I try, always, to presume competence. To believe that she understands, makes connections, thinks interesting complicated things, learns constantly, etc. But this incident, these sentences, have reminded me that presuming competence sometimes needs to be presuming awesomeness, presuming genius, presuming that sometimes the visible parts of a person are so far disconnected from the inner workings that you have to consciously remind yourself, frequently, to disregard what you are seeing and trust completely in something that you can't see at all. Maya tosses me reminders to believe, but nothing like this. This was like . . . imagine you had a spouse who was trying to learn to roller blade, but rather prone to taking falls, and you were holding onto hope that someday he would be able to skate without falling and would keep up with you as you skated around the park. And then you found out that after you go to bed at night he's actually in the roller derby. That's what this was like. My presumption of competence was for non-clumsy skating in public. She's got the roller derby in her.

Her output doesn't reflect her inner working. She is always, always listening and learning. She will occasionally open the window, tossing us something new to see to help us remember to believe, but our job is to keep believing regardless of the last seeing.  To presume competence always, but also to try to shift into presuming awesomeness. It's easy to presume awesomeness now, in this moment, but if we have a hard few weeks, this high will fade. On the hard days I will try to presume competence and capability and cleverness. But on the other days, I'm going to work on pushing even harder to raise my inner bar, to model amazing interesting sentences. I will work on remembering that Maya's learning doesn't look like "typical learning", it doesn't look like focus or rapt attention, it looks like sometimes attending and sometimes wandering and sometimes ignoring and sometimes rejecting, but it is learning and it is happening all the time.

I just have to believe.

random photo of my kids, included to make this post more easily pin-able
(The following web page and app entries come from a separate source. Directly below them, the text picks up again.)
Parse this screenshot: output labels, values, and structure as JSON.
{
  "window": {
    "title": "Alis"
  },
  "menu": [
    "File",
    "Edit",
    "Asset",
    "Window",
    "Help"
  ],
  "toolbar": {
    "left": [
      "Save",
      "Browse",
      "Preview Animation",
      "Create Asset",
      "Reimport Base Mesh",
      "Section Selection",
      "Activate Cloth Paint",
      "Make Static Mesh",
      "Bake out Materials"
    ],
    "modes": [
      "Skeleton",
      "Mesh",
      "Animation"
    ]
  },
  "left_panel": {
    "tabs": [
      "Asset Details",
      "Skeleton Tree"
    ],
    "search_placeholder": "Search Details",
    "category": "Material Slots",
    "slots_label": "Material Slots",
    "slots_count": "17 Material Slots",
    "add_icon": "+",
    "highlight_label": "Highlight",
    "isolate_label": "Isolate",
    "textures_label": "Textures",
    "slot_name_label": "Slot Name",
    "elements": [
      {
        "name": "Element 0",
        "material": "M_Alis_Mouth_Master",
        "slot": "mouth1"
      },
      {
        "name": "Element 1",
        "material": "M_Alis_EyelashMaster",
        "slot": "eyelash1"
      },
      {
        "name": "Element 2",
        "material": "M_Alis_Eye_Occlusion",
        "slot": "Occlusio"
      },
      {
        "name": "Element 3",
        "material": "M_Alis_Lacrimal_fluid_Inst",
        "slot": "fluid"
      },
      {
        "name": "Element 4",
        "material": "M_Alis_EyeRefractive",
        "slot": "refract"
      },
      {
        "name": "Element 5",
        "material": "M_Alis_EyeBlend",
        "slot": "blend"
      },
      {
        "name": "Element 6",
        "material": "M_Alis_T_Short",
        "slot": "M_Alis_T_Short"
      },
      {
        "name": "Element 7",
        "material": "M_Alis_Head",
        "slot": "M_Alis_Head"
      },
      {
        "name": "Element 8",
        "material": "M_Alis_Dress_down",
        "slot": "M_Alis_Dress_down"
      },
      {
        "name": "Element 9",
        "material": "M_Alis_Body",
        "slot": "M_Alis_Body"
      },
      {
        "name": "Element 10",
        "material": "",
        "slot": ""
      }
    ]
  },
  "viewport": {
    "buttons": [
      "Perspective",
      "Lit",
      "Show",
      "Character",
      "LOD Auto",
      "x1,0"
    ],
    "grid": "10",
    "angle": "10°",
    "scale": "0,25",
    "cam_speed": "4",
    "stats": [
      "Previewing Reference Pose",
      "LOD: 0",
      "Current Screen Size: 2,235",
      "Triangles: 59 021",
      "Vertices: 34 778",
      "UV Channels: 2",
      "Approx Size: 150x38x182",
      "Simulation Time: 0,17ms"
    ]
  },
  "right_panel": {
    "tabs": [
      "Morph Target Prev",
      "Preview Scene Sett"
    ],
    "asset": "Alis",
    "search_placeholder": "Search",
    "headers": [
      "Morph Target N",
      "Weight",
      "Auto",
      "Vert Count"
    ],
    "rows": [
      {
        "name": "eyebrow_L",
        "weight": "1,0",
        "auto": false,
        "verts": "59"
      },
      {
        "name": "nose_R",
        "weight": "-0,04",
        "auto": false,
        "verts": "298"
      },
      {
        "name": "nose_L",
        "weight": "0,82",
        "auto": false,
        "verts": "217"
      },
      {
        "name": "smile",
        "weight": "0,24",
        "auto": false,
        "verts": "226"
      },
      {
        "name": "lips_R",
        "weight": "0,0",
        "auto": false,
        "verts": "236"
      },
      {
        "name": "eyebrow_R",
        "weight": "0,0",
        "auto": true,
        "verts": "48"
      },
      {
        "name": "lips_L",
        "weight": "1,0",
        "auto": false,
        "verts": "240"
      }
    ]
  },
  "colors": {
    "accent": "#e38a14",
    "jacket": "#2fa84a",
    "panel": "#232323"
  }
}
*sensitive information in Maya's utterances have been modified, while maintaining integrity of the grammatical structure and length that she produced. 


Anonymous said...

Oh wow, this brought tears to my eyes. What a fantastic moment this must have been. Well done Maya, well done Mum, you are a great team!

Anonymous said...

This is such a powerful post from a brilliantly intelligent parent. Not all parents are like you; Maya is so lucky to have you as her mom. And to the amazing Miss Maya who can have a crazy day but top it all, the world is lucky to have you!

Inspiration is contagious. Many thanks.

Anonymous said...

You are both so incredible. Of course, I teared throughout, and remembered the night when my son, now 26, was 12 and I had that moment, not as dramatic as yours, but that remains burned in my memory. I thought I had maintained my expectation of accomplishment, but apparently it had been slowly diminishing over a number of years. Then I was brought up short by an "AHA" evening (stimulated by a "neutral" outsider) and have returned to that experience many times since as a reminder.

Jenny Nowicki said...

Very inspiring! Keep believing!

Anonymous said...

She's got the roller derby in her.

Stephanie said...

This is such a great post. My son who is non-verbal (and has Down syndrome) is using AAC now (he uses Dynavox Compass) and he has a couple of small breakthroughs recently and it is pretty amazing to see it happening. Every day he uses his talker more and tells us things and it's so great to see him speak his mind. I know he has so much locked up in there that he wants to say and I hope with AAC he can do just that.

Thank you!

karamille said...

This is awesomeness. :)

Lisa Arlt Escoto said...

Amazing! My Elena is very similar to your Maya. Like you, I try to presume competence, but sometimes it's hard. Even when I have moments viewing her brilliance. Thank you for the reminder that even when I don't see it, she is still awesome.